**EXTRACTED MATERIAL**:
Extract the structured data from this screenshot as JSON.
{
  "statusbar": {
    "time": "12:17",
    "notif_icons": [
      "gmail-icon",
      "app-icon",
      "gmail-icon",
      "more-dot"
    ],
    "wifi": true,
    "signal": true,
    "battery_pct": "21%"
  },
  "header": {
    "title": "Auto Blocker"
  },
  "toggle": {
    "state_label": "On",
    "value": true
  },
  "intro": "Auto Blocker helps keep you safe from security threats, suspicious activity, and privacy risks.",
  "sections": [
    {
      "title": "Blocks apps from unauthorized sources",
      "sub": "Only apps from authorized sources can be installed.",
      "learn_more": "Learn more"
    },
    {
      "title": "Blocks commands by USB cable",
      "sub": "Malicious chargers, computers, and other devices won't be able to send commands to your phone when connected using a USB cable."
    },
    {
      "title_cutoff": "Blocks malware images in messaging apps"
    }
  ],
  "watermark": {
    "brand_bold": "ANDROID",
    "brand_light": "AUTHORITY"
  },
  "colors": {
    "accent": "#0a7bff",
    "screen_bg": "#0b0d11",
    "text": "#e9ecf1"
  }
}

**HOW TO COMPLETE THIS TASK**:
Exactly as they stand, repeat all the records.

**EXERCISE OUTPUT**:
Extract the structured data from this screenshot as JSON.
{
  "statusbar": {
    "time": "12:17",
    "notif_icons": [
      "gmail-icon",
      "app-icon",
      "gmail-icon",
      "more-dot"
    ],
    "wifi": true,
    "signal": true,
    "battery_pct": "21%"
  },
  "header": {
    "title": "Auto Blocker"
  },
  "toggle": {
    "state_label": "On",
    "value": true
  },
  "intro": "Auto Blocker helps keep you safe from security threats, suspicious activity, and privacy risks.",
  "sections": [
    {
      "title": "Blocks apps from unauthorized sources",
      "sub": "Only apps from authorized sources can be installed.",
      "learn_more": "Learn more"
    },
    {
      "title": "Blocks commands by USB cable",
      "sub": "Malicious chargers, computers, and other devices won't be able to send commands to your phone when connected using a USB cable."
    },
    {
      "title_cutoff": "Blocks malware images in messaging apps"
    }
  ],
  "watermark": {
    "brand_bold": "ANDROID",
    "brand_light": "AUTHORITY"
  },
  "colors": {
    "accent": "#0a7bff",
    "screen_bg": "#0b0d11",
    "text": "#e9ecf1"
  }
}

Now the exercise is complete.